Apple announced last week it could begin a $100 billion capital return program for shareholders through increased dividends and stock buybacks. Monday, the company has filed paperwork with the SEC and looks to be working with investment firms for its debt offering. Interestingly though, Apple will not do so with its own $145 billion cash on hand. Instead the Cupertino-based company is looking to borrow $100 billion by issuing bonds.

Analysts suspect that Apple has just $45 billion, of the $145 billion, available in U.S. While the company could repatriate foreign funds back in to the U.S. it would have to do so at a very high tax rate and considering the weak Dollar, Apple would be better off to sit on those funds for awhile.

While Apple failed to receive a Triple A rating from debt agencies, many analysts expect Apple to garner cheaper rates than Microsoft (a solidly Triple A rated company). These low rates make it a great opportunity for Apple to borrow at this time.

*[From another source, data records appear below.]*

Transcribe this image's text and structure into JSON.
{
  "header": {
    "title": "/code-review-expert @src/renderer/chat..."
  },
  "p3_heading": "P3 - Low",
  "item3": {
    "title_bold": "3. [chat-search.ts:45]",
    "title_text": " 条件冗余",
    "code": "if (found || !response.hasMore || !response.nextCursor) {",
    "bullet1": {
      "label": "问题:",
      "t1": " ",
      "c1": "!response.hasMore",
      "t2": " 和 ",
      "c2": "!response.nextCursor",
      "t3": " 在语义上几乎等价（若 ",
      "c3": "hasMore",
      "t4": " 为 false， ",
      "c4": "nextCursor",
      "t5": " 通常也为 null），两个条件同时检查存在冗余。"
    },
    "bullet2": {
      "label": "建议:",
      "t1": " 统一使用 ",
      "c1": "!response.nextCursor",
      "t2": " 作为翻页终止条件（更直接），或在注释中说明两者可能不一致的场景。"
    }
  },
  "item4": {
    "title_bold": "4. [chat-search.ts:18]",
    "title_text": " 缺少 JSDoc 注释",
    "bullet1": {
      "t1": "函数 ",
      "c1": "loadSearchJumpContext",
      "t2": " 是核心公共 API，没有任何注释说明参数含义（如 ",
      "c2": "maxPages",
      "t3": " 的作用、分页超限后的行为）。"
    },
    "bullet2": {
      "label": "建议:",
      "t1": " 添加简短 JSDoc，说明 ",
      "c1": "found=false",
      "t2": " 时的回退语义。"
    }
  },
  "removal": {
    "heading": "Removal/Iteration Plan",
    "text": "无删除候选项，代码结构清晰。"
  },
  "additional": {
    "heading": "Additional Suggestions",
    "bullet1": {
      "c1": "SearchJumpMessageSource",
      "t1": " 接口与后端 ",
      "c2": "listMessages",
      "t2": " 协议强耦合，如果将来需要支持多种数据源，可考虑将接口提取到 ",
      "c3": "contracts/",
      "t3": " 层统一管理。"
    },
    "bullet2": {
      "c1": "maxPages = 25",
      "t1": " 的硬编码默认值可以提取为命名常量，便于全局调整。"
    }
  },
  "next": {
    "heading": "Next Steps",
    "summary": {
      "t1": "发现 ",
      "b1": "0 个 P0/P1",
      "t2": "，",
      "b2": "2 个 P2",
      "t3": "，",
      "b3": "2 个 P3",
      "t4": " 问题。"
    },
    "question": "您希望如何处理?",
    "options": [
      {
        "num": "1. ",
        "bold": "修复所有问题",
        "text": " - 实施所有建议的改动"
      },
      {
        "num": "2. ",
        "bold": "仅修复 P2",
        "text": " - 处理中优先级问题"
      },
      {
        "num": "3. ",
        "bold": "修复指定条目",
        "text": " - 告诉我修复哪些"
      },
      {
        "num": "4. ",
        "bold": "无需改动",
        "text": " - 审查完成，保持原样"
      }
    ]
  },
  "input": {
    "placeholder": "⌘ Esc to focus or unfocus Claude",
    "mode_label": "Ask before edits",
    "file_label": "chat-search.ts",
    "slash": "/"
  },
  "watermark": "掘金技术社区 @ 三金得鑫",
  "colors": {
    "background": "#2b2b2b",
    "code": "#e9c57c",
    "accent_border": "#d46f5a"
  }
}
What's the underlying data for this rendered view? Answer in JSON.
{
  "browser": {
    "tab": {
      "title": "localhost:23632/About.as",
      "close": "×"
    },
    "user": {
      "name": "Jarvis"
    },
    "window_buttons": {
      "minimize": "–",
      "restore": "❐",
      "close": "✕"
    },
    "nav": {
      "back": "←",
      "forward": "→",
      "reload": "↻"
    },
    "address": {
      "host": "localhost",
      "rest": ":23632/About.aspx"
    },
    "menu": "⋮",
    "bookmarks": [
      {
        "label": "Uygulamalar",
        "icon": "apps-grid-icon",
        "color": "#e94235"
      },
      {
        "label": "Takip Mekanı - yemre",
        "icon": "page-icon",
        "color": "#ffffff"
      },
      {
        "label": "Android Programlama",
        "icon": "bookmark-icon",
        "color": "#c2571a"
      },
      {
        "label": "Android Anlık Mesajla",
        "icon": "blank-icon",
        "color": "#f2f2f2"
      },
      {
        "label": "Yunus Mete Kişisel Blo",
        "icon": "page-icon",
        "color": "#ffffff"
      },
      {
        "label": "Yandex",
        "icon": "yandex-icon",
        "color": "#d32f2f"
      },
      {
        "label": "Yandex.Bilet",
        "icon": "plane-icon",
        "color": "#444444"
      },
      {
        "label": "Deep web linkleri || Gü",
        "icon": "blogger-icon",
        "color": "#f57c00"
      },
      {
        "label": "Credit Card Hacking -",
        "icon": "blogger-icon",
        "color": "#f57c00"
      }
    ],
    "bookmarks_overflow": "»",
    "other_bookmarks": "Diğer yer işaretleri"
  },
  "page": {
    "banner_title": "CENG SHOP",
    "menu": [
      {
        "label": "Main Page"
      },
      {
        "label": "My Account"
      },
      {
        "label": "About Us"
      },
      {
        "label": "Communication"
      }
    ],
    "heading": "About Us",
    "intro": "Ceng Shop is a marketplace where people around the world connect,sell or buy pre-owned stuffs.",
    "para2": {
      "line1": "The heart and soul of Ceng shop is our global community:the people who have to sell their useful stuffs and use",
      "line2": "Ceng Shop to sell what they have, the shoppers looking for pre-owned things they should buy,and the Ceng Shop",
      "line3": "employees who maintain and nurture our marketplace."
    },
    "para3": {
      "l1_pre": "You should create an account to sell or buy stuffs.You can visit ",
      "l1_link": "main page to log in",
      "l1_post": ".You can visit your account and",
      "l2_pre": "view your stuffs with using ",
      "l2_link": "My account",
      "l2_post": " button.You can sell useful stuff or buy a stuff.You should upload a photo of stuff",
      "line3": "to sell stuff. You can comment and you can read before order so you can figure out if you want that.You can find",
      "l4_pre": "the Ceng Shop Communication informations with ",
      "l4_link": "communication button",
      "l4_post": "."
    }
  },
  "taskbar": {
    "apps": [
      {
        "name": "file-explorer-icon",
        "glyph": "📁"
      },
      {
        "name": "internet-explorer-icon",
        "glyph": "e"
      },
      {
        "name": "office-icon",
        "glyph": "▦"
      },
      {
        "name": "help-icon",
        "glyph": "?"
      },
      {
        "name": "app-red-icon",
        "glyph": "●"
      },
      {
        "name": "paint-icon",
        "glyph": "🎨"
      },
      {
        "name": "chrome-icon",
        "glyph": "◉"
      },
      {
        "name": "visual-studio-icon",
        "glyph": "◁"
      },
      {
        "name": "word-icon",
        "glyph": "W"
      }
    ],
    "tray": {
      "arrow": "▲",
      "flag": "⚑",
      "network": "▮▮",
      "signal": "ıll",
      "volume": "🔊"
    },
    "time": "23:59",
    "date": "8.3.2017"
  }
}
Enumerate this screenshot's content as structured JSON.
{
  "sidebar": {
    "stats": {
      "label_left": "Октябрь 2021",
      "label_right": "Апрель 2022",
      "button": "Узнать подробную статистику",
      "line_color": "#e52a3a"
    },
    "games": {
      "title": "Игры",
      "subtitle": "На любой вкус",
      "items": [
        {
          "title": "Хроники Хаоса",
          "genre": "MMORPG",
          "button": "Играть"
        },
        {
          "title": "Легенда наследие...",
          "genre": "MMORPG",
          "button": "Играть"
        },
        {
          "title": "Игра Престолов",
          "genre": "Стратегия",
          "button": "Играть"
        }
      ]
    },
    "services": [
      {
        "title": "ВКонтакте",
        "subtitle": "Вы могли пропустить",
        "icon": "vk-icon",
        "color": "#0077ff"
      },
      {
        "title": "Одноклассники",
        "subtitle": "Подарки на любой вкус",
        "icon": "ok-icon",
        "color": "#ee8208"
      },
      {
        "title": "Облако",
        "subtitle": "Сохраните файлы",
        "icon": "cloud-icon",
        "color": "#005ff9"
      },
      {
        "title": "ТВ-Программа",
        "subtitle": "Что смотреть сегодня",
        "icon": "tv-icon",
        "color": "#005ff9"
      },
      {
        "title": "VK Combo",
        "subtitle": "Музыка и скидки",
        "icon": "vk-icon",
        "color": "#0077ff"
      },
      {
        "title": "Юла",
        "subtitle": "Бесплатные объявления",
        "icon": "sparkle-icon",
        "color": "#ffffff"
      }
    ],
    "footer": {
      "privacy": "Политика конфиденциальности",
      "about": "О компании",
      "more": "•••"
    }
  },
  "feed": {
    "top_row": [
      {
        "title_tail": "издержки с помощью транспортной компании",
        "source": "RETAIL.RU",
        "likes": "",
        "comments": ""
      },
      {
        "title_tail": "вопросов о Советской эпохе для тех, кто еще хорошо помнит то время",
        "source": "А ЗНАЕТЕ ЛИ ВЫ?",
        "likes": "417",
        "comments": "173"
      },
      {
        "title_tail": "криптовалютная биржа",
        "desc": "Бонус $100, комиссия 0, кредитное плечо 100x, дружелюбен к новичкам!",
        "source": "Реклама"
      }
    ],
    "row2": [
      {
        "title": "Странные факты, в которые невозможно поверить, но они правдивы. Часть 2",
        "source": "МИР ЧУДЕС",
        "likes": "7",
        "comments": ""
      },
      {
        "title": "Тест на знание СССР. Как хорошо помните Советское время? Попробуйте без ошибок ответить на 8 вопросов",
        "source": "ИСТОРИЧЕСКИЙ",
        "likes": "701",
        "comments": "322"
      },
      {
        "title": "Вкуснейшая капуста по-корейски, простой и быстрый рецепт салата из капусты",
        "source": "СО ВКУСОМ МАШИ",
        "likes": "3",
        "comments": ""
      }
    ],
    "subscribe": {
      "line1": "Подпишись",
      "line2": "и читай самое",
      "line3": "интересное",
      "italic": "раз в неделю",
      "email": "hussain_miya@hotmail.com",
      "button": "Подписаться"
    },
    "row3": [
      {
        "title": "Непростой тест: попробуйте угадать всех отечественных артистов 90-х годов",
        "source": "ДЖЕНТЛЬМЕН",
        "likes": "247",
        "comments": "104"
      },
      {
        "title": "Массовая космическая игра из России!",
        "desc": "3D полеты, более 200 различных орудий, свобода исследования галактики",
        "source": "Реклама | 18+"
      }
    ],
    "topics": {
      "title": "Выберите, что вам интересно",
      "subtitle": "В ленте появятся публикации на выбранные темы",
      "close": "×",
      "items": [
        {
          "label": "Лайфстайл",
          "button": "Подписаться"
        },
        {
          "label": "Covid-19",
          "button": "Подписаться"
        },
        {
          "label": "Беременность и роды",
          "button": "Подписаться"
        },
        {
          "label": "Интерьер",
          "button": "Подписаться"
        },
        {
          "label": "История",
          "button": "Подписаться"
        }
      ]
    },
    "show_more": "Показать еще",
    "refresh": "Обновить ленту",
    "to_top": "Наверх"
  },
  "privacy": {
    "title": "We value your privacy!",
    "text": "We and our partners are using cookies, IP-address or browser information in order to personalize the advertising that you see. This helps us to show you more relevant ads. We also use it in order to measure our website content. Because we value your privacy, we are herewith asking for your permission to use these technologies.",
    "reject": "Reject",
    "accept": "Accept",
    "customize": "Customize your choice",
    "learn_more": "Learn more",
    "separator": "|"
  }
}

Many industry observers, Apple CEO Tim Cook included, have stated this action, as well as declining revenues, reflect signs of a changing Apple.  Some analysts go as far as to state that Apple is now entering the maturation phase, and while the company will be profitable in the near future, the massive growth rates it has seen in the past five years are likely long gone. Cook though stated recently on the company’s quarterly earnings call that Apple is “hard at work on some amazing new hardware, software and services we can’t wait to introduce this fall and throughout 2014.”

Most analysts have been predicting Apple’s maturation phase for years now, its just that Apple has carved new market segments (e.g., iPods, digital distribution, iPhone, iPad) to prolong growth and buck traditional financial cycles. Are market patterns finally catching up to Apple or will the company announce new and exciting products to reinvigorate its line-up this fall?